→ What is being asked:
Reproduce the entries. Match every word.

→ Data extracts:

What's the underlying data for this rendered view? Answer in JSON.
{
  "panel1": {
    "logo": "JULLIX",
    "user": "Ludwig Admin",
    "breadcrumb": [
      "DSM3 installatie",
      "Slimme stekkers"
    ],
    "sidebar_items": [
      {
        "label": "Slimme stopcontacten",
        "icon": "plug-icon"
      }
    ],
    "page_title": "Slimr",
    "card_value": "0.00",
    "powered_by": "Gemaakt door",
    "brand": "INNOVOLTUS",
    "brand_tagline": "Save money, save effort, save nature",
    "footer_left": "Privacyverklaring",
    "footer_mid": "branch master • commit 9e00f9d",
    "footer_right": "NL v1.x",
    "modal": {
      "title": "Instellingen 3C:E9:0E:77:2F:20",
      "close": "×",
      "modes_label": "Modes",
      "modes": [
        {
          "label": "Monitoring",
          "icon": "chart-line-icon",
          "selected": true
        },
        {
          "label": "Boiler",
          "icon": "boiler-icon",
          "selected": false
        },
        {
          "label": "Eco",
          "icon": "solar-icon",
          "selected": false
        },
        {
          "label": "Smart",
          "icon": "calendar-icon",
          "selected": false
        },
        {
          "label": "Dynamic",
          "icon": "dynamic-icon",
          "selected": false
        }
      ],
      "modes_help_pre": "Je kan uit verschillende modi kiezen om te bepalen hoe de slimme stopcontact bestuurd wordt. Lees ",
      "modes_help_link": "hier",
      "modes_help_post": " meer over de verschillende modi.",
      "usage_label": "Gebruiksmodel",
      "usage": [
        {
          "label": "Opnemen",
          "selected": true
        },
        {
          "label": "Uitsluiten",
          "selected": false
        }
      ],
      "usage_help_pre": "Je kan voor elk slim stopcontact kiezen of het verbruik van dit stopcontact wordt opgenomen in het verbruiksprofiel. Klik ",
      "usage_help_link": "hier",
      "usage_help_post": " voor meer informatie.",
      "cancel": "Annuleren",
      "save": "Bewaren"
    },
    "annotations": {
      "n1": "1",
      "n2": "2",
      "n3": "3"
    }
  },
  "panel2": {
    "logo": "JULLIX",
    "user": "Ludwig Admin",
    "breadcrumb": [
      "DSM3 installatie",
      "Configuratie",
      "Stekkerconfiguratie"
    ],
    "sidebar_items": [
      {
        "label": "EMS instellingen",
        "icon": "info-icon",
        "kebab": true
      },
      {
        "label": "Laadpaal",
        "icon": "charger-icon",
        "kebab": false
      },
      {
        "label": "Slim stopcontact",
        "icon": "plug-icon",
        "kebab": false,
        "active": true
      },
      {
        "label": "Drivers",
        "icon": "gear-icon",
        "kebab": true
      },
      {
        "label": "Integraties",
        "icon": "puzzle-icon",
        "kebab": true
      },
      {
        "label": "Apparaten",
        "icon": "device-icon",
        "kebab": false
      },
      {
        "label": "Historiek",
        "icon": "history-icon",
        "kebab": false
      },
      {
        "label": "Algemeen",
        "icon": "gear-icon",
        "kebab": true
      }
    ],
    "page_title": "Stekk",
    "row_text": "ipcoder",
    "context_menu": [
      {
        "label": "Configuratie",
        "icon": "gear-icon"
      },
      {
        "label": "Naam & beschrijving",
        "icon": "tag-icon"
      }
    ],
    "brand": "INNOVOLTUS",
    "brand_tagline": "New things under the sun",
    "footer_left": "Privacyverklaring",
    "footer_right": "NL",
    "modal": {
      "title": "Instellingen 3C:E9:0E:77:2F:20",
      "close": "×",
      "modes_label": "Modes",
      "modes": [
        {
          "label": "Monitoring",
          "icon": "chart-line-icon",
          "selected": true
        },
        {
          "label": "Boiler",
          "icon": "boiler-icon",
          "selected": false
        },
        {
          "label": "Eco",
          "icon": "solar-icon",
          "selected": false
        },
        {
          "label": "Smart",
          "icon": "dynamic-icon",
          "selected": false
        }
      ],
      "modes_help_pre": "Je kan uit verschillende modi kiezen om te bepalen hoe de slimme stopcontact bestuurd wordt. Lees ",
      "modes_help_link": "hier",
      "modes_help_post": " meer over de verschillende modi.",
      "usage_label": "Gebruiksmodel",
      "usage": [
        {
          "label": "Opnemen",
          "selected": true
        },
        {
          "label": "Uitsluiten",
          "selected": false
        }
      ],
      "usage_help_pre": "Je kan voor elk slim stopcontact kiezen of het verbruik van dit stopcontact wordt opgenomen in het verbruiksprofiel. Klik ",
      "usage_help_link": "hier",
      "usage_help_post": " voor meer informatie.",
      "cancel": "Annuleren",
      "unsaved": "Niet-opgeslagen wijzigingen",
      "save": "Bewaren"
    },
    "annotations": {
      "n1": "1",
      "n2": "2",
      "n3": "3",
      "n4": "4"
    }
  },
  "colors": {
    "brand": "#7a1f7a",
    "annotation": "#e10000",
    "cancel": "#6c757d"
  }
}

→ Solution to this problem:
What's the underlying data for this rendered view? Answer in JSON.
{
  "panel1": {
    "logo": "JULLIX",
    "user": "Ludwig Admin",
    "breadcrumb": [
      "DSM3 installatie",
      "Slimme stekkers"
    ],
    "sidebar_items": [
      {
        "label": "Slimme stopcontacten",
        "icon": "plug-icon"
      }
    ],
    "page_title": "Slimr",
    "card_value": "0.00",
    "powered_by": "Gemaakt door",
    "brand": "INNOVOLTUS",
    "brand_tagline": "Save money, save effort, save nature",
    "footer_left": "Privacyverklaring",
    "footer_mid": "branch master • commit 9e00f9d",
    "footer_right": "NL v1.x",
    "modal": {
      "title": "Instellingen 3C:E9:0E:77:2F:20",
      "close": "×",
      "modes_label": "Modes",
      "modes": [
        {
          "label": "Monitoring",
          "icon": "chart-line-icon",
          "selected": true
        },
        {
          "label": "Boiler",
          "icon": "boiler-icon",
          "selected": false
        },
        {
          "label": "Eco",
          "icon": "solar-icon",
          "selected": false
        },
        {
          "label": "Smart",
          "icon": "calendar-icon",
          "selected": false
        },
        {
          "label": "Dynamic",
          "icon": "dynamic-icon",
          "selected": false
        }
      ],
      "modes_help_pre": "Je kan uit verschillende modi kiezen om te bepalen hoe de slimme stopcontact bestuurd wordt. Lees ",
      "modes_help_link": "hier",
      "modes_help_post": " meer over de verschillende modi.",
      "usage_label": "Gebruiksmodel",
      "usage": [
        {
          "label": "Opnemen",
          "selected": true
        },
        {
          "label": "Uitsluiten",
          "selected": false
        }
      ],
      "usage_help_pre": "Je kan voor elk slim stopcontact kiezen of het verbruik van dit stopcontact wordt opgenomen in het verbruiksprofiel. Klik ",
      "usage_help_link": "hier",
      "usage_help_post": " voor meer informatie.",
      "cancel": "Annuleren",
      "save": "Bewaren"
    },
    "annotations": {
      "n1": "1",
      "n2": "2",
      "n3": "3"
    }
  },
  "panel2": {
    "logo": "JULLIX",
    "user": "Ludwig Admin",
    "breadcrumb": [
      "DSM3 installatie",
      "Configuratie",
      "Stekkerconfiguratie"
    ],
    "sidebar_items": [
      {
        "label": "EMS instellingen",
        "icon": "info-icon",
        "kebab": true
      },
      {
        "label": "Laadpaal",
        "icon": "charger-icon",
        "kebab": false
      },
      {
        "label": "Slim stopcontact",
        "icon": "plug-icon",
        "kebab": false,
        "active": true
      },
      {
        "label": "Drivers",
        "icon": "gear-icon",
        "kebab": true
      },
      {
        "label": "Integraties",
        "icon": "puzzle-icon",
        "kebab": true
      },
      {
        "label": "Apparaten",
        "icon": "device-icon",
        "kebab": false
      },
      {
        "label": "Historiek",
        "icon": "history-icon",
        "kebab": false
      },
      {
        "label": "Algemeen",
        "icon": "gear-icon",
        "kebab": true
      }
    ],
    "page_title": "Stekk",
    "row_text": "ipcoder",
    "context_menu": [
      {
        "label": "Configuratie",
        "icon": "gear-icon"
      },
      {
        "label": "Naam & beschrijving",
        "icon": "tag-icon"
      }
    ],
    "brand": "INNOVOLTUS",
    "brand_tagline": "New things under the sun",
    "footer_left": "Privacyverklaring",
    "footer_right": "NL",
    "modal": {
      "title": "Instellingen 3C:E9:0E:77:2F:20",
      "close": "×",
      "modes_label": "Modes",
      "modes": [
        {
          "label": "Monitoring",
          "icon": "chart-line-icon",
          "selected": true
        },
        {
          "label": "Boiler",
          "icon": "boiler-icon",
          "selected": false
        },
        {
          "label": "Eco",
          "icon": "solar-icon",
          "selected": false
        },
        {
          "label": "Smart",
          "icon": "dynamic-icon",
          "selected": false
        }
      ],
      "modes_help_pre": "Je kan uit verschillende modi kiezen om te bepalen hoe de slimme stopcontact bestuurd wordt. Lees ",
      "modes_help_link": "hier",
      "modes_help_post": " meer over de verschillende modi.",
      "usage_label": "Gebruiksmodel",
      "usage": [
        {
          "label": "Opnemen",
          "selected": true
        },
        {
          "label": "Uitsluiten",
          "selected": false
        }
      ],
      "usage_help_pre": "Je kan voor elk slim stopcontact kiezen of het verbruik van dit stopcontact wordt opgenomen in het verbruiksprofiel. Klik ",
      "usage_help_link": "hier",
      "usage_help_post": " voor meer informatie.",
      "cancel": "Annuleren",
      "unsaved": "Niet-opgeslagen wijzigingen",
      "save": "Bewaren"
    },
    "annotations": {
      "n1": "1",
      "n2": "2",
      "n3": "3",
      "n4": "4"
    }
  },
  "colors": {
    "brand": "#7a1f7a",
    "annotation": "#e10000",
    "cancel": "#6c757d"
  }
}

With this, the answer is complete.